The most important component of a successful lawsuit is establishing causation. Was the person who caused you harm acting in a careless or dangerous way? Did their negligence result in the accident?
Accidents do happen all the time, and lawsuits do not always ensue. If a person is driving in a responsible manner, they can still collide with other drivers. Weather can play a part, or a dog running unexpectedly into traffic. You can’t sue a dog or a rainstorm.
However, if someone is not paying attention while they driving, or if they are driving too fast, they may be found negligent.
If they were texting or driving under the influence, they will be presumed to be negligent.
The government can be negligent in maintaining safe roads. If someone reasonably could have anticipated that accidents would occur at that intersection if the light was broken or a stop sign was not replaced, that establishes negligence.
Much of the lawsuit will entail proving that the person you are suing should have known that his behavior might hurt someone. Even if he did not know, the standard would be whether a “reasonable person” would have known.
4. Did You Contribute to the Situation?
Now, if you were driving over the speed limit and you are hit by another vehicle, things start to get a little complicated. However, you may still have grounds for a suit.
Many car accident lawsuits involve varying degrees of contributory negligence. For example, if both of you were not driving perfectly, the court will need to assess who is primarily responsible.
If you contributed to the accident by failing to signal or obey traffic lights, you may not receive the full amount of compensation you are seeking. For example, if you are seeking $10,000 in damages but the court finds you are 20% responsible, you will receive 20% less if you win your case.

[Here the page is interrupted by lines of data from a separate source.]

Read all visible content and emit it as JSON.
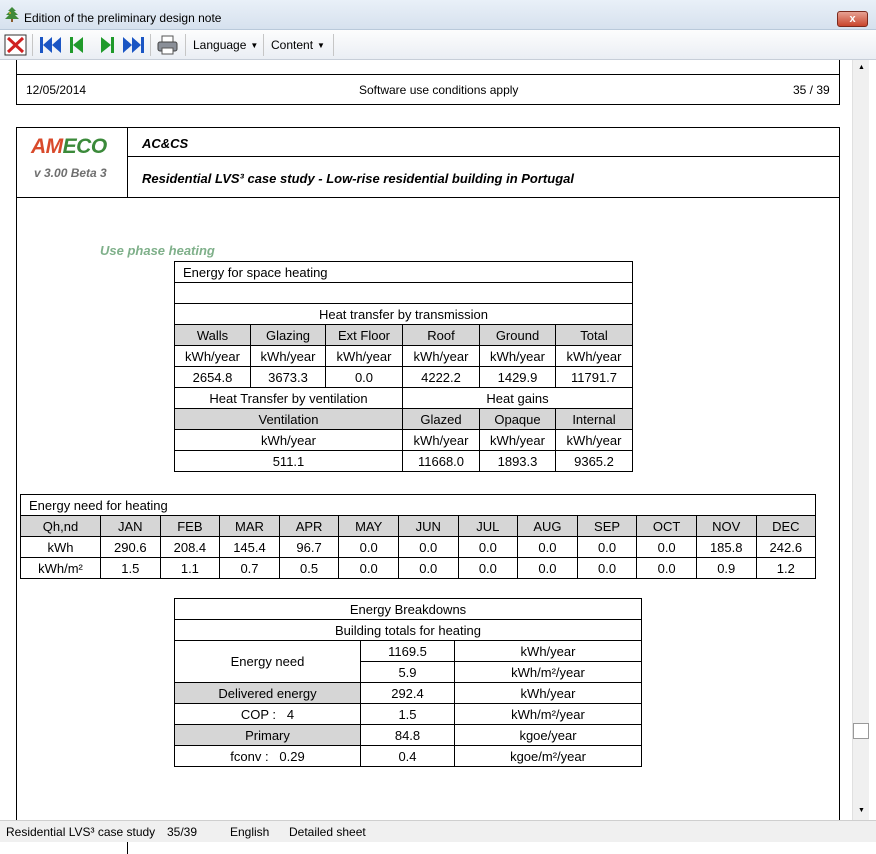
{
  "window": {
    "title": "Edition of the preliminary design note",
    "close": "x"
  },
  "toolbar": {
    "language": "Language",
    "content": "Content"
  },
  "page_top": {
    "date": "12/05/2014",
    "notice": "Software use conditions apply",
    "page": "35 / 39"
  },
  "header": {
    "logo_a": "AM",
    "logo_b": "ECO",
    "version": "v 3.00 Beta 3",
    "company": "AC&CS",
    "project": "Residential LVS³ case study - Low-rise residential building in Portugal"
  },
  "section_title": "Use phase heating",
  "space_heating": {
    "title": "Energy for space heating",
    "transmission_title": "Heat transfer by transmission",
    "headers": [
      "Walls",
      "Glazing",
      "Ext Floor",
      "Roof",
      "Ground",
      "Total"
    ],
    "units": [
      "kWh/year",
      "kWh/year",
      "kWh/year",
      "kWh/year",
      "kWh/year",
      "kWh/year"
    ],
    "values": [
      "2654.8",
      "3673.3",
      "0.0",
      "4222.2",
      "1429.9",
      "11791.7"
    ],
    "ventilation_title": "Heat Transfer by ventilation",
    "gains_title": "Heat gains",
    "ventilation_header": "Ventilation",
    "gain_headers": [
      "Glazed",
      "Opaque",
      "Internal"
    ],
    "ventilation_unit": "kWh/year",
    "gain_units": [
      "kWh/year",
      "kWh/year",
      "kWh/year"
    ],
    "ventilation_value": "511.1",
    "gain_values": [
      "11668.0",
      "1893.3",
      "9365.2"
    ]
  },
  "energy_need": {
    "title": "Energy need for heating",
    "corner": "Qh,nd",
    "months": [
      "JAN",
      "FEB",
      "MAR",
      "APR",
      "MAY",
      "JUN",
      "JUL",
      "AUG",
      "SEP",
      "OCT",
      "NOV",
      "DEC"
    ],
    "row1_label": "kWh",
    "row1": [
      "290.6",
      "208.4",
      "145.4",
      "96.7",
      "0.0",
      "0.0",
      "0.0",
      "0.0",
      "0.0",
      "0.0",
      "185.8",
      "242.6"
    ],
    "row2_label": "kWh/m²",
    "row2": [
      "1.5",
      "1.1",
      "0.7",
      "0.5",
      "0.0",
      "0.0",
      "0.0",
      "0.0",
      "0.0",
      "0.0",
      "0.9",
      "1.2"
    ]
  },
  "breakdown": {
    "title": "Energy Breakdowns",
    "subtitle": "Building totals for heating",
    "need_label": "Energy need",
    "need_v1": "1169.5",
    "need_u1": "kWh/year",
    "need_v2": "5.9",
    "need_u2": "kWh/m²/year",
    "delivered_label": "Delivered energy",
    "delivered_v": "292.4",
    "delivered_u": "kWh/year",
    "cop_label": "COP :   4",
    "cop_v": "1.5",
    "cop_u": "kWh/m²/year",
    "primary_label": "Primary",
    "primary_v": "84.8",
    "primary_u": "kgoe/year",
    "fconv_label": "fconv :   0.29",
    "fconv_v": "0.4",
    "fconv_u": "kgoe/m²/year"
  },
  "status": {
    "doc": "Residential LVS³ case study",
    "page": "35/39",
    "lang": "English",
    "mode": "Detailed sheet"
  }
}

Other things that may contribute to a finding of negligence on your part include failing to keep your car in good working order and inspected.
If you had an existing back condition, your claims of spinal injury may be more closely scrutinized.
5. Do They Have Insurance or Assets?
Another factor to consider in deciding whether to pursue a lawsuit is your chance of recovery.
If you were hit by someone who does not have a job, or insurance, or any assets, you may win the lawsuit. However, it is unlikely you will be able to collect any money from them.
If you were hit by a truck driver who was on the job, you may have a claim against his employer. You may have a chance at a larger settlement from a large trucking company than an individual. The same goes for a government entity like a city or town.
Lawsuits cost money. Consider your likelihood of prevailing before you file a suit.
6. Do You Have a Lawyer?
Filing a lawsuit, collecting evidence, cross-examining witnesses, and negotiating with insurance companies are all part of a lawsuit over a vehicular accident. It is rarely advisable to act as your own advocate.
Research notable car accident lawyers in your area. Find out which firm has a good track record on behalf of their clients.
A lawyer may charge an hourly rate or a contingency fee, which is based upon your eventual award. Car accident lawyers earn this fee by acting on your behalf, using the experience they have from representing numerous other clients just like you.
7. Think About a Settlement
Very few car accident lawsuits proceed to trial. Usually, the parties to the accident and the suit will work through their lawyers and insurance companies to reach a settlement.
Settlements are favored by the court as they save valuable time and resources. It also saves you the uncertainty of a jury trial.
Your lawyer will calculate a fair amount that will compensate you for your medical bills, loss of work, emotional harm, and other harm you incurred as a result of the accident. If the other party agrees, you both avoid a trial in front of a judge.
How to Sue Someone and Win: Get a Lawyer
If you want to know how to sue someone and succeed, talk to a professional. It takes skill and experience to understand the legal protocol of filing suit and following through a long and complicated process. You increase your chances of success when you place this job in the hands of an attorney.
For more real-life tips on getting through good times and bad, keep checking back.